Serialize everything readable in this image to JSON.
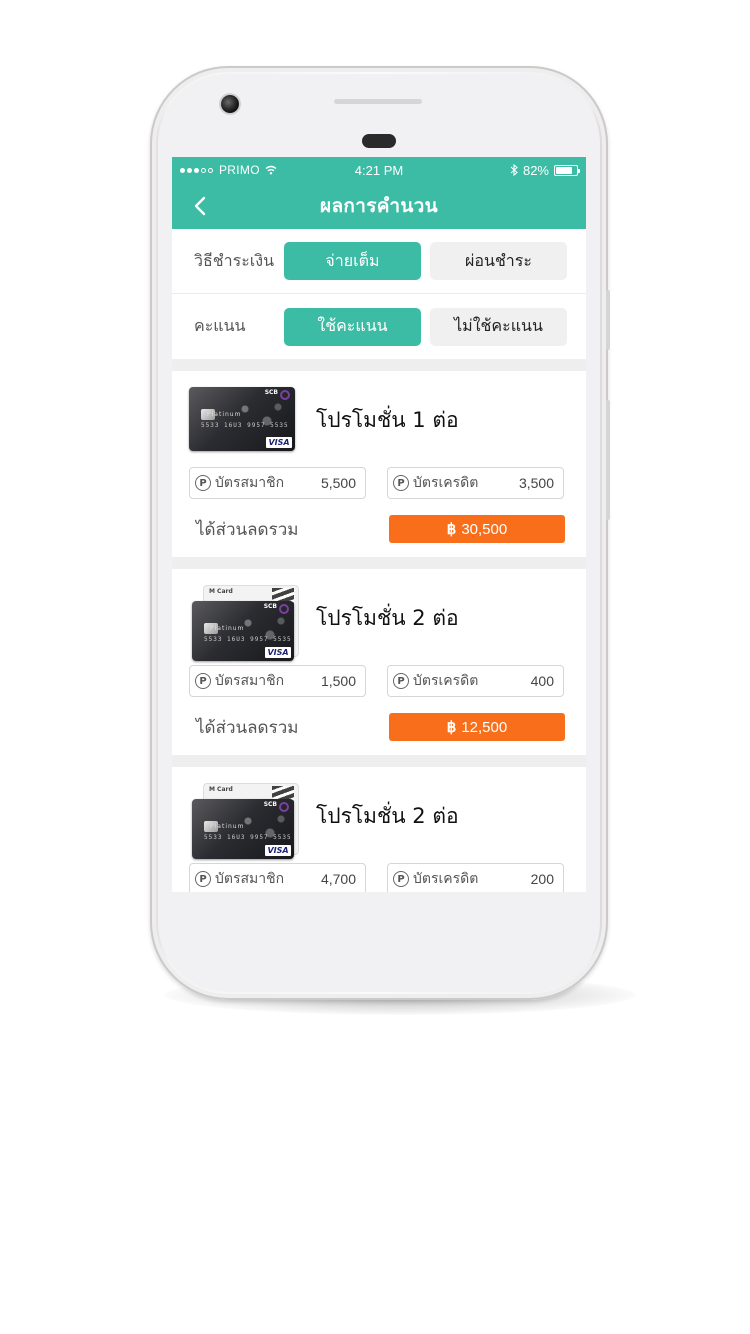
{
  "status_bar": {
    "carrier": "PRIMO",
    "time": "4:21 PM",
    "battery": "82%",
    "battery_level": 0.82
  },
  "navbar": {
    "title": "ผลการคำนวน",
    "back_icon": "chevron-left-icon"
  },
  "payment": {
    "label": "วิธีชำระเงิน",
    "options": [
      "จ่ายเต็ม",
      "ผ่อนชำระ"
    ],
    "selected": "จ่ายเต็ม"
  },
  "points": {
    "label": "คะแนน",
    "options": [
      "ใช้คะแนน",
      "ไม่ใช้คะแนน"
    ],
    "selected": "ใช้คะแนน"
  },
  "promos": [
    {
      "title": "โปรโมชั่น 1 ต่อ",
      "member_label": "บัตรสมาชิก",
      "member_points": "5,500",
      "credit_label": "บัตรเครดิต",
      "credit_points": "3,500",
      "discount_label": "ได้ส่วนลดรวม",
      "discount_currency": "฿",
      "discount_value": "30,500"
    },
    {
      "title": "โปรโมชั่น 2 ต่อ",
      "member_label": "บัตรสมาชิก",
      "member_points": "1,500",
      "credit_label": "บัตรเครดิต",
      "credit_points": "400",
      "discount_label": "ได้ส่วนลดรวม",
      "discount_currency": "฿",
      "discount_value": "12,500"
    },
    {
      "title": "โปรโมชั่น 2 ต่อ",
      "member_label": "บัตรสมาชิก",
      "member_points": "4,700",
      "credit_label": "บัตรเครดิต",
      "credit_points": "200"
    }
  ],
  "card_art": {
    "brand": "SCB",
    "tier": "Platinum",
    "network": "VISA",
    "number": "5533 16U3 9957 5535",
    "member_card": "M Card"
  },
  "colors": {
    "primary": "#3dbca5",
    "accent": "#f96e1b"
  }
}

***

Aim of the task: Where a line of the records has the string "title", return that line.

Solution:
    "title": "ผลการคำนวน",
      "title": "โปรโมชั่น 1 ต่อ",
      "title": "โปรโมชั่น 2 ต่อ",
      "title": "โปรโมชั่น 2 ต่อ",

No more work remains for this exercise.